How having good self-awareness skills will help your child:
• Understand her own feelings, thoughts and subjectivity.
• Understand that her mind is unique and separate from other people’s.
• Make the connection between thoughts, feelings and behaviors.
• Comprehend that other people are equally valuable than her, even if they think differently.
• Estimate how difficult or easy something might be.
• Understand her own strengths and develop a sense of self-worth and pride.
• Admit her mistakes and accept help.
• Develop empathy for others, as well as compassion for herself.
• Notice in what situations and with what things she struggles, and to identify how to work on it.
• Think about how her actions might impact other people.

Because we constantly need to use our self-awareness skills in a myriad of different situations, and these skills lay the groundwork for many other social, emotional and academic aspects of development, it’s important to help your kid develop her self-awareness skills. Your little one will reap the benefits of this throughout life.

Helping my child develop self-awareness

As your child transitions from toddlerhood to his preschooler years, you’ll notice, among other things, important changes in his self-awareness skills. In other words, he will be able to say and understand the meaning of his first name, age and sex, as well as having a better understanding of his likes and dislikes. Your child’s self-awareness skills are what, in the future, will allow him to understand that he is a whole, unique and independent person with thoughts and feelings. This set of skills is essential for developing and maintaining relationships, and to lead healthy and happy inner lives.

According to 1991’s seminal paper on how children develop the concept of selfhood, published by Harvard’s professor Jerome Kagan in the journal Developmental Review, self-awareness refers to a person’s realization that he or she is a distinct human being, with body, mind and actions that are separate from other people’s. Approaching 4 years of age, children work on developing their autonomy, as stated in the stages of psychosocial development proposed by Erick Erickson during the 1950’s.

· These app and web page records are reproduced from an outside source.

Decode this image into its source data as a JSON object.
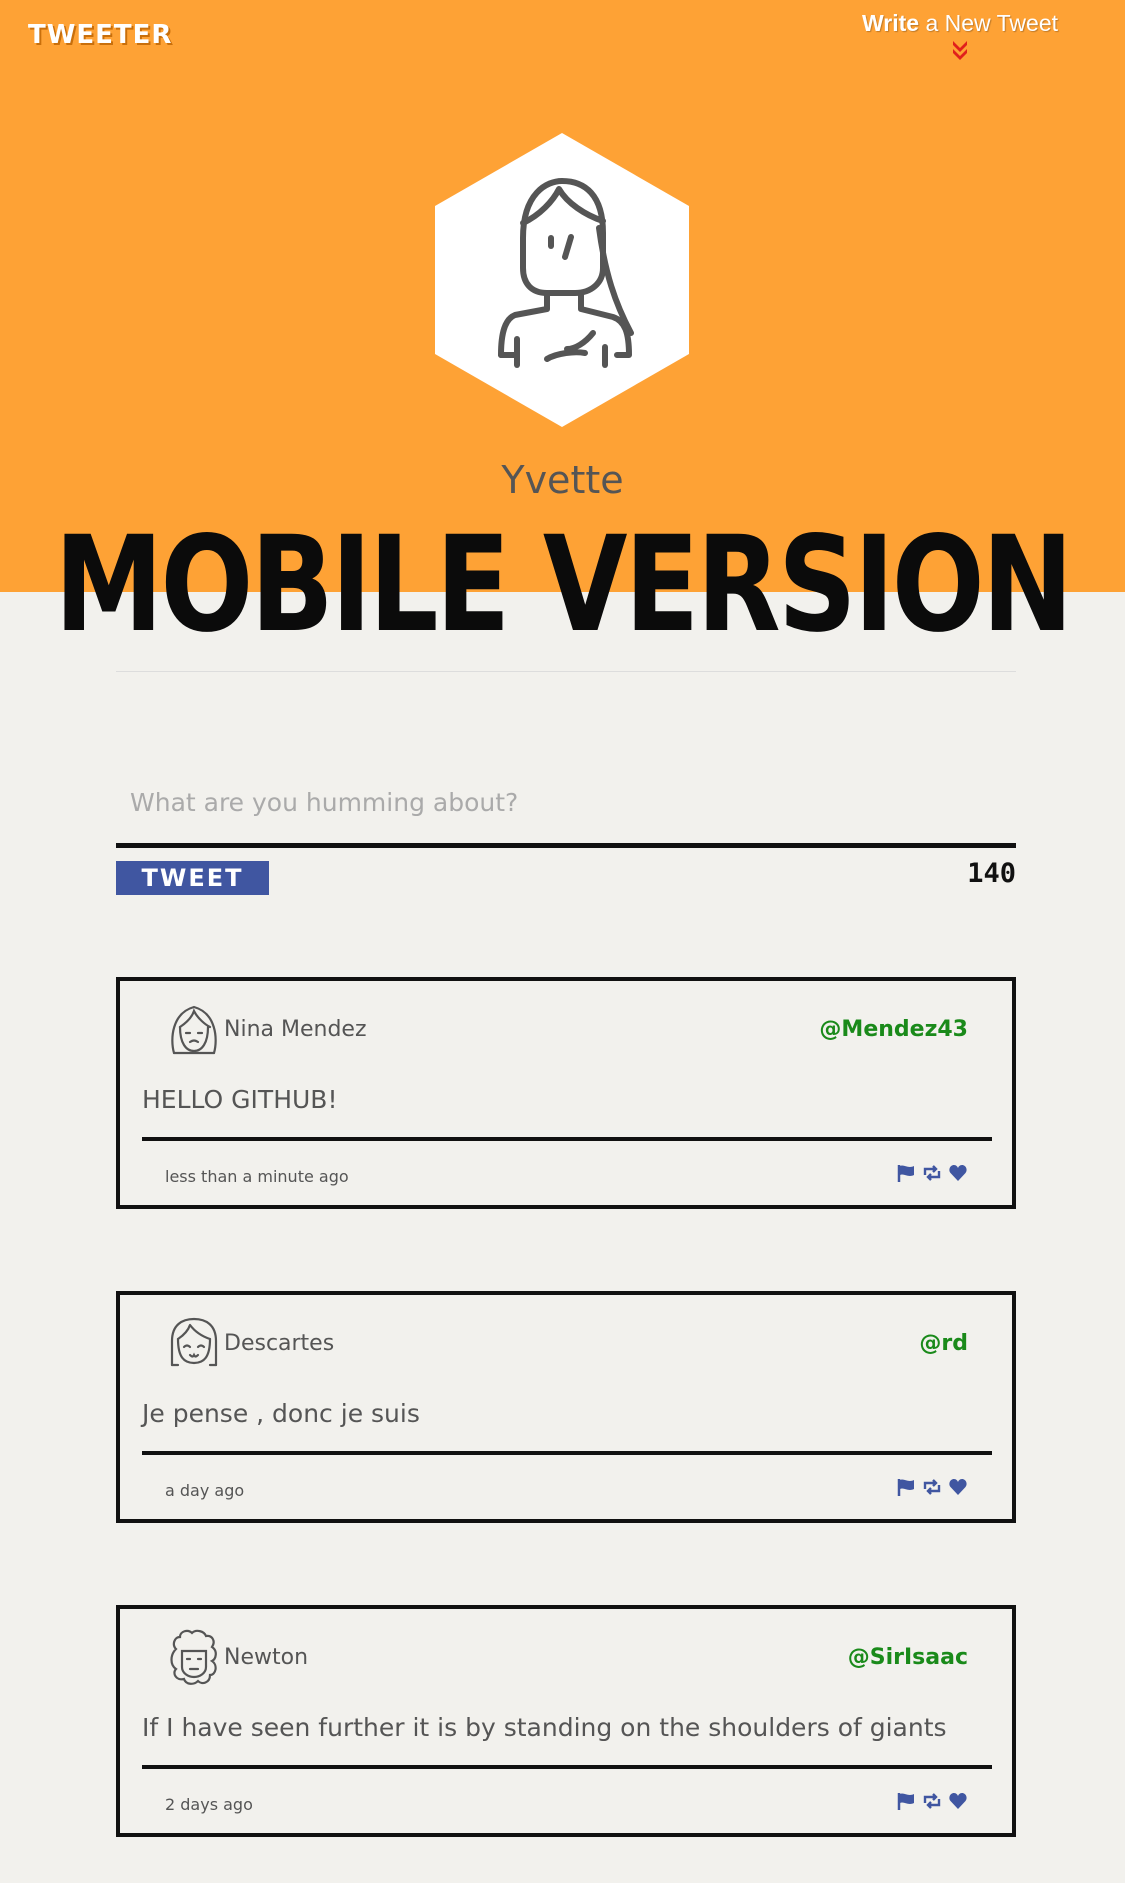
{
  "app": {
    "logo": "TWEETER"
  },
  "nav": {
    "compose_bold": "Write",
    "compose_rest": " a New Tweet"
  },
  "profile": {
    "name": "Yvette"
  },
  "overlay": {
    "banner": "MOBILE VERSION"
  },
  "composer": {
    "placeholder": "What are you humming about?",
    "button_label": "TWEET",
    "counter": "140"
  },
  "colors": {
    "header": "#fea235",
    "page": "#f2f1ed",
    "accent": "#4056a1",
    "handle": "#1a8a1a",
    "chevron": "#e0201c"
  },
  "tweets": [
    {
      "name": "Nina Mendez",
      "handle": "@Mendez43",
      "content": "HELLO GITHUB!",
      "time": "less than a minute ago",
      "avatar_icon": "girl-face-icon"
    },
    {
      "name": "Descartes",
      "handle": "@rd",
      "content": "Je pense , donc je suis",
      "time": "a day ago",
      "avatar_icon": "bob-hair-face-icon"
    },
    {
      "name": "Newton",
      "handle": "@SirIsaac",
      "content": "If I have seen further it is by standing on the shoulders of giants",
      "time": "2 days ago",
      "avatar_icon": "curly-wig-face-icon"
    }
  ],
  "action_icons": [
    "flag-icon",
    "retweet-icon",
    "heart-icon"
  ]
}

Here are some tips on how you can help your kid develop self-awareness skills:
• Notice, accept and help your son process all the array of human emotions he might be feeling.
• Help him notice the relationships between what he might be feeling and what he is doing.
• Model empathy, self-expression and communication.
• Name feelings. Feelings are complex and, as preschoolers are just beginning to grasp what they mean, they need your help to name emotions. Being sad because it’s raining and you can’t go to the park is much easier to assimilate than just feeling something unpleasant and having no words to understand what’s going on.

Helping my kid learn to share

For preschoolers, learning to share is challenging and marks an important developmental moment in their social and emotional growth. During childhood, sharing is a capacity that kids need to have in order to play and learn, but they need your help in building the relationship and emotional intelligence skills required to do so.

Because sharing can be hard for children around 3 or 4 years old, it’s a skill that’s usually developed until a child starts going to childcare, kindergarten or until they start having playmates. According to the Raising Children Network, kids need to learn to share in order to make and keep friendships, because sharing helps them understand fairness and compromise, as well as learning about tolerating frustration, being patient and trusting others.

Here are some ideas on how you can encourage your preschooler to build his relationship skills by learning to share:
• Provide plenty of opportunities to practice sharing. Remember that kids learn by doing things in a manner of trial and error.
• Model sharing and taking turns.
• Help your child notice when someone is sharing.
• Give lots of praise for progress.
• Play games that involve turn-taking.
• Explain sharing and talk about empathy and about how nice it is when someone shares with him, and how other kids like that as well.